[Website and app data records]
:::
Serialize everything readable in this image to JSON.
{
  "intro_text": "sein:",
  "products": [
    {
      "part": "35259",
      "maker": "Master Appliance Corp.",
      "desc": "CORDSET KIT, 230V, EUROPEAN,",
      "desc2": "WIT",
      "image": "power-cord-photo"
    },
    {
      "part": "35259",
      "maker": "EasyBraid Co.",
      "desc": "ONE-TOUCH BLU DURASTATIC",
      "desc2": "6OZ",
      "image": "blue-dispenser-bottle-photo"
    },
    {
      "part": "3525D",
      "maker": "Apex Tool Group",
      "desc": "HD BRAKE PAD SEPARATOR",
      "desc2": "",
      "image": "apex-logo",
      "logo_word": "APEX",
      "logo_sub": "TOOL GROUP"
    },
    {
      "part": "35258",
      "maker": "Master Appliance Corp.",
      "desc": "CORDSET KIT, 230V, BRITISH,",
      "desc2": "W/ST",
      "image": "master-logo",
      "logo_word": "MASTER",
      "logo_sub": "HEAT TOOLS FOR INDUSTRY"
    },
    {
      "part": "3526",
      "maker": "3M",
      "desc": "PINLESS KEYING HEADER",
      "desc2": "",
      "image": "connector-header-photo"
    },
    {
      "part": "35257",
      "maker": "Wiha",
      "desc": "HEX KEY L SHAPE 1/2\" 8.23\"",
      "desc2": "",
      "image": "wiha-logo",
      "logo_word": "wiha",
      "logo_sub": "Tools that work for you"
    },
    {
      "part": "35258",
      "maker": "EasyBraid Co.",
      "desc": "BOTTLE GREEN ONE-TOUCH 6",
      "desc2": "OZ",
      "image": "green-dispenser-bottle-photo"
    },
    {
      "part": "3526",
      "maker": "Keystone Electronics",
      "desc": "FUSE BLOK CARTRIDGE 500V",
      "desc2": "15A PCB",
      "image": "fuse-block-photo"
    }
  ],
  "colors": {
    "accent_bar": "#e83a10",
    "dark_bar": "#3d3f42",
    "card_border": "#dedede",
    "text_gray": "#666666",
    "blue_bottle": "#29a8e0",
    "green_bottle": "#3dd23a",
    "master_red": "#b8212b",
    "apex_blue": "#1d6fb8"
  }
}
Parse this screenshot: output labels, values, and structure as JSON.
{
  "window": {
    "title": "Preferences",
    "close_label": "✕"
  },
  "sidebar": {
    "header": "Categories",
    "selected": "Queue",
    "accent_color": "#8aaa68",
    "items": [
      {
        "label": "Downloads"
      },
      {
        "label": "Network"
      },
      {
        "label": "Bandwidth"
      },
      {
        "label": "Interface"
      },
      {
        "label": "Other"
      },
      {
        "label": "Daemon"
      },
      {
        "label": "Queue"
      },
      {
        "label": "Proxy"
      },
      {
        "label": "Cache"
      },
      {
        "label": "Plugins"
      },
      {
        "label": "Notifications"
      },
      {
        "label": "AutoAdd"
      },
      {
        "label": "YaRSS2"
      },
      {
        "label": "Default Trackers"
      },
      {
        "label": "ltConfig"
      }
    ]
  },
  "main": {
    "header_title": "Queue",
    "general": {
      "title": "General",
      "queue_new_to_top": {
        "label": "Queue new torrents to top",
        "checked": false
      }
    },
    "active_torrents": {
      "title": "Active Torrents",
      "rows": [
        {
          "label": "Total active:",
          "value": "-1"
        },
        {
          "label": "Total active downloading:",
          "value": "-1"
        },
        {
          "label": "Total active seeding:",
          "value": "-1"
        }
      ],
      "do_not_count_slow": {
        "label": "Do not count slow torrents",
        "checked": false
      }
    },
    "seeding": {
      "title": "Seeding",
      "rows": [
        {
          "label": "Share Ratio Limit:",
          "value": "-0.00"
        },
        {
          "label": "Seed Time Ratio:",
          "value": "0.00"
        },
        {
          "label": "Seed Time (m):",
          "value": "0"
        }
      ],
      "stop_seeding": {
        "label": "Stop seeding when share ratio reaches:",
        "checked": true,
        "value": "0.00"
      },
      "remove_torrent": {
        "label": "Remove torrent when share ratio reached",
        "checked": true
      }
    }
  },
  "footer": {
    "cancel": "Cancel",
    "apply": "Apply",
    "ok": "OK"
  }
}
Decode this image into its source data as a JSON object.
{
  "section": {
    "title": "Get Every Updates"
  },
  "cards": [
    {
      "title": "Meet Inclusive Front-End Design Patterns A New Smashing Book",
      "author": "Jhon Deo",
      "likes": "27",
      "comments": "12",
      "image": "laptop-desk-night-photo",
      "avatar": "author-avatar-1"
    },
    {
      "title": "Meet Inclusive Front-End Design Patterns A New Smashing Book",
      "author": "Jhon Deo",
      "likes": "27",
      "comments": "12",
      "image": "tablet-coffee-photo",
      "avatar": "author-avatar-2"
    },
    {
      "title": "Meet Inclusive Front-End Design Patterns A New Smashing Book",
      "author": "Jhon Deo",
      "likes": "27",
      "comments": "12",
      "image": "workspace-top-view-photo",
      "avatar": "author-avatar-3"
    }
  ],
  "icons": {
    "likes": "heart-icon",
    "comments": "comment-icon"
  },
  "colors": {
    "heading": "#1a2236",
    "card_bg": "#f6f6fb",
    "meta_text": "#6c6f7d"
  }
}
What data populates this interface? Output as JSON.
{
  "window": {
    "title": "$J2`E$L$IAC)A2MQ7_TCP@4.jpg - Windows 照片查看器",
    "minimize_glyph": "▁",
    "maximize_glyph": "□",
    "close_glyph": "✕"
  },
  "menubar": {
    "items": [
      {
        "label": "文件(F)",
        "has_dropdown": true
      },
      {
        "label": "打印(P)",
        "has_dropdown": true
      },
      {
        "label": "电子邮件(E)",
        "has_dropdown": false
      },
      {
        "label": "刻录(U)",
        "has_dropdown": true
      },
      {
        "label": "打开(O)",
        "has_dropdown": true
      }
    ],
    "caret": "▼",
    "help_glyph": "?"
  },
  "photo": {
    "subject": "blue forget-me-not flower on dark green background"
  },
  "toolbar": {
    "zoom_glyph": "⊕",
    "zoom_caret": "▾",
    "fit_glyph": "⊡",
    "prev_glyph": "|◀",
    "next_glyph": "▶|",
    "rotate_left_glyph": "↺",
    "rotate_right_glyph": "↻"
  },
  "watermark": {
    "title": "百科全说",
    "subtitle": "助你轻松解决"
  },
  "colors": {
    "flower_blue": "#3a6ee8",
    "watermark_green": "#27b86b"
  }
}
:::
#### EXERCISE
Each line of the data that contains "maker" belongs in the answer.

#### RESULT
      "maker": "Master Appliance Corp.",
      "maker": "EasyBraid Co.",
      "maker": "Apex Tool Group",
      "maker": "Master Appliance Corp.",
      "maker": "3M",
      "maker": "Wiha",
      "maker": "EasyBraid Co.",
      "maker": "Keystone Electronics",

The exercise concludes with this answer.